Search the entries for the word "title" and return every line where it is found.

Dataset rows for apps and sites:
——
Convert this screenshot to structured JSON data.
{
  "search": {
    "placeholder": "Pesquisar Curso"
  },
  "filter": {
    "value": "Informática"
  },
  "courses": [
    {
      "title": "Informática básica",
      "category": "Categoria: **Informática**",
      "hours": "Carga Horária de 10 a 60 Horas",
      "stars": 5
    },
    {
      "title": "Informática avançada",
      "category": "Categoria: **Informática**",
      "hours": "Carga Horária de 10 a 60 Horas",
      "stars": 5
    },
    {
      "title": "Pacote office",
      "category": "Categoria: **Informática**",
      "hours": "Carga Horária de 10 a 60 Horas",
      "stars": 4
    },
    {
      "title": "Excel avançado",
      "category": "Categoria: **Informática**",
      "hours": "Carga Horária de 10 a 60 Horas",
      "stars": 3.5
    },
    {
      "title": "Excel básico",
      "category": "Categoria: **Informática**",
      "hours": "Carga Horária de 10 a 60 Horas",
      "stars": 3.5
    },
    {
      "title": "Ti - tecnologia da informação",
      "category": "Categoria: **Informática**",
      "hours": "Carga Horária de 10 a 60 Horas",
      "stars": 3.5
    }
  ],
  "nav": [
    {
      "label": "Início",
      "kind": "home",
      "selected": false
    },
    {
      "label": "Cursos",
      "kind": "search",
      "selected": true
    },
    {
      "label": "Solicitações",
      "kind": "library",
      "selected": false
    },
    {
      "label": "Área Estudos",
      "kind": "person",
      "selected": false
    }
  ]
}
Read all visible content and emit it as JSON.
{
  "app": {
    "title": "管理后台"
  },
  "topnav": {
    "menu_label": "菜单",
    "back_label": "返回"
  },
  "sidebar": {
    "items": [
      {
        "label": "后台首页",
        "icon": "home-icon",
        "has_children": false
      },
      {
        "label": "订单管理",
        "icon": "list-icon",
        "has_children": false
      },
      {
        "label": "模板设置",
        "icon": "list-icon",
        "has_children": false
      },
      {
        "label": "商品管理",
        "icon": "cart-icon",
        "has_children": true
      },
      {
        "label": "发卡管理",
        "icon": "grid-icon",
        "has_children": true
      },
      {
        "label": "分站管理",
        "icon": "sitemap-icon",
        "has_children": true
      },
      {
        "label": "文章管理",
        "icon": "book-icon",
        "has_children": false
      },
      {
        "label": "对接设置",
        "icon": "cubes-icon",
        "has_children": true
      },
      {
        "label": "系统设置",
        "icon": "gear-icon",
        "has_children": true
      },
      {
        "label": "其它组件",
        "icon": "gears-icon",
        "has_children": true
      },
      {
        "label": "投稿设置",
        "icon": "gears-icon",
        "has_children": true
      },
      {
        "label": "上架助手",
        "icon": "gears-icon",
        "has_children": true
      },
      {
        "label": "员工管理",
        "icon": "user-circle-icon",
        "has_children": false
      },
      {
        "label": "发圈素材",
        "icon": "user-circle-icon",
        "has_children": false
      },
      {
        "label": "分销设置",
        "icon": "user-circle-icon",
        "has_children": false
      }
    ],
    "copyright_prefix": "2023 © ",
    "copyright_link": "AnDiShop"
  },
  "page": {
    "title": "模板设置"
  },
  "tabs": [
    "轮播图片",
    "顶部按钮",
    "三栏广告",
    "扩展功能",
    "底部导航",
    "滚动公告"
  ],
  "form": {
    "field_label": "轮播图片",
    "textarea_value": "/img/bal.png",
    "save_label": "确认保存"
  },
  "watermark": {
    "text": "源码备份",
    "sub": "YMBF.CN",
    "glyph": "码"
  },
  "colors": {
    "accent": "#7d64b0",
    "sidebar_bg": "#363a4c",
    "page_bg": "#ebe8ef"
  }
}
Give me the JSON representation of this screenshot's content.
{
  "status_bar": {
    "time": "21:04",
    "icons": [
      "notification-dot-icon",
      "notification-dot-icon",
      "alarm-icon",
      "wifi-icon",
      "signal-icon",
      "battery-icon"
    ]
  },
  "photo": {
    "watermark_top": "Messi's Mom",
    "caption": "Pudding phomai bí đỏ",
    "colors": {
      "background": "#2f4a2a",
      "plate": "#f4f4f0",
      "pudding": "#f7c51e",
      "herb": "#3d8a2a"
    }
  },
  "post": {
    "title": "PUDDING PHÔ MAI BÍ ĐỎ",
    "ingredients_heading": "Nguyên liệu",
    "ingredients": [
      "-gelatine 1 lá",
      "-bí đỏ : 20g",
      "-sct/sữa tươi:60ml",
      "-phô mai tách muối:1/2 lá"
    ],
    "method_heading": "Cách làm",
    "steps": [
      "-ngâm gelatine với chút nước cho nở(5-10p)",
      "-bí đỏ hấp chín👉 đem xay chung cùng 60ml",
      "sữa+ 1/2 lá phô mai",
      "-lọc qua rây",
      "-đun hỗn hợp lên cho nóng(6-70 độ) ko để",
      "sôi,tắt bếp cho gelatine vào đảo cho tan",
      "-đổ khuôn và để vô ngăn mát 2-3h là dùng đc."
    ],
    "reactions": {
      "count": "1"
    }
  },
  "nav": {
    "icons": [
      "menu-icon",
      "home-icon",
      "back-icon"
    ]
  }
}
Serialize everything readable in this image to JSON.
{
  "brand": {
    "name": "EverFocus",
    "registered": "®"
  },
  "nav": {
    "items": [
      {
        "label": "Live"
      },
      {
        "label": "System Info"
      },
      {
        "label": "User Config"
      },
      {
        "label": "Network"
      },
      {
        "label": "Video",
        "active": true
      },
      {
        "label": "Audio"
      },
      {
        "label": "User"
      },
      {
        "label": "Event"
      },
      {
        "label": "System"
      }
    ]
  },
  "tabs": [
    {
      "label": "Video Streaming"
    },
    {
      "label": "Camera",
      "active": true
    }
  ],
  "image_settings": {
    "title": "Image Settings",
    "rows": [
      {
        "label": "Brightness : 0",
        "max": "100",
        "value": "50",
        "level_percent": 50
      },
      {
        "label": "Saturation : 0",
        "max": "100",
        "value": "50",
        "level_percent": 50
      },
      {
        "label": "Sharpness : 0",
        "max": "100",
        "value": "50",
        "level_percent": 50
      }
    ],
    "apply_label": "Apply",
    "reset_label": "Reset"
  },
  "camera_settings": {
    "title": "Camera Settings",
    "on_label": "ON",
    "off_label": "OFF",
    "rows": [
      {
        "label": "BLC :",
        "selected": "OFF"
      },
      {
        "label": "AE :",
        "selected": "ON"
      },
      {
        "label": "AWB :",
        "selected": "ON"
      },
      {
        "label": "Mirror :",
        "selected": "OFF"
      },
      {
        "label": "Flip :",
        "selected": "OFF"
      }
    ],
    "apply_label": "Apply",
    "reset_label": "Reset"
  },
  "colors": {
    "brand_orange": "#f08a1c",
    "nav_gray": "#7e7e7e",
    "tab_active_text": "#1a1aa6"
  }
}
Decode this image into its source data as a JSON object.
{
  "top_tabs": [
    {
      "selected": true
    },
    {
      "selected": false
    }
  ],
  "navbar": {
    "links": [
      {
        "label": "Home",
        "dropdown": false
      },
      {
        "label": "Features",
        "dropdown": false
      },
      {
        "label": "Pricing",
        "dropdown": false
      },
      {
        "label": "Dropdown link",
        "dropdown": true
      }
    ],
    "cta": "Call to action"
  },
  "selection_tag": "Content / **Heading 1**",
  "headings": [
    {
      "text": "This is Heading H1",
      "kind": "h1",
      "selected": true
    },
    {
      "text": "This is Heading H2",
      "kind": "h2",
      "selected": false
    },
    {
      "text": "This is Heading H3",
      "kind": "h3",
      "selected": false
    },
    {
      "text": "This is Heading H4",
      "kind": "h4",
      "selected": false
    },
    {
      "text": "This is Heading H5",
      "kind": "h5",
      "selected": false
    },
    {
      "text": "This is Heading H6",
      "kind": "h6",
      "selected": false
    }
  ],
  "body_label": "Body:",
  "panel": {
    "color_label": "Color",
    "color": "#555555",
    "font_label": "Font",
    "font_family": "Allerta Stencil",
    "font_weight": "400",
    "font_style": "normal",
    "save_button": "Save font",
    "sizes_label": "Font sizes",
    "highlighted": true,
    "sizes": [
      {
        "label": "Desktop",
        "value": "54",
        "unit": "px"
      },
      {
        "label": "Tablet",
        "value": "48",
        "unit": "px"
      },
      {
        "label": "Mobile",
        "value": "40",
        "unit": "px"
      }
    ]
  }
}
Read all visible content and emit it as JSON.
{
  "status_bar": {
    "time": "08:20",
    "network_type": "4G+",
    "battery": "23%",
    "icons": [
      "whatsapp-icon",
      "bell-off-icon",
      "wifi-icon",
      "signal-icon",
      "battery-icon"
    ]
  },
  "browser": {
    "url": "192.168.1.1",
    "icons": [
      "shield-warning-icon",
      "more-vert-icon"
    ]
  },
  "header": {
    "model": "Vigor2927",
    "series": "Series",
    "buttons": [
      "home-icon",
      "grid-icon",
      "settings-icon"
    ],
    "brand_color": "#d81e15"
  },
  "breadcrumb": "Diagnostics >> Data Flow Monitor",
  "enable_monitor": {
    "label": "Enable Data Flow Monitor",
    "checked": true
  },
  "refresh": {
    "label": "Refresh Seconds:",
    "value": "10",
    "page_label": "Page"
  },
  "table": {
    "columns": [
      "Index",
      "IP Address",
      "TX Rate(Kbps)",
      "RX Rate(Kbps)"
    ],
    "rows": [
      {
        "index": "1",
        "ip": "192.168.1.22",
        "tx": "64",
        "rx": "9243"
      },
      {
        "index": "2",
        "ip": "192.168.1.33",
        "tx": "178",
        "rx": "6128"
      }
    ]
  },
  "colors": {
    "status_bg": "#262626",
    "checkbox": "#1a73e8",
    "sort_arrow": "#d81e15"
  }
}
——
## Answer to this exercise
      "title": "Informática básica",
      "title": "Informática avançada",
      "title": "Pacote office",
      "title": "Excel avançado",
      "title": "Excel básico",
      "title": "Ti - tecnologia da informação",
    "title": "管理后台"
    "title": "模板设置"
    "title": "PUDDING PHÔ MAI BÍ ĐỎ",
    "title": "Image Settings",
    "title": "Camera Settings",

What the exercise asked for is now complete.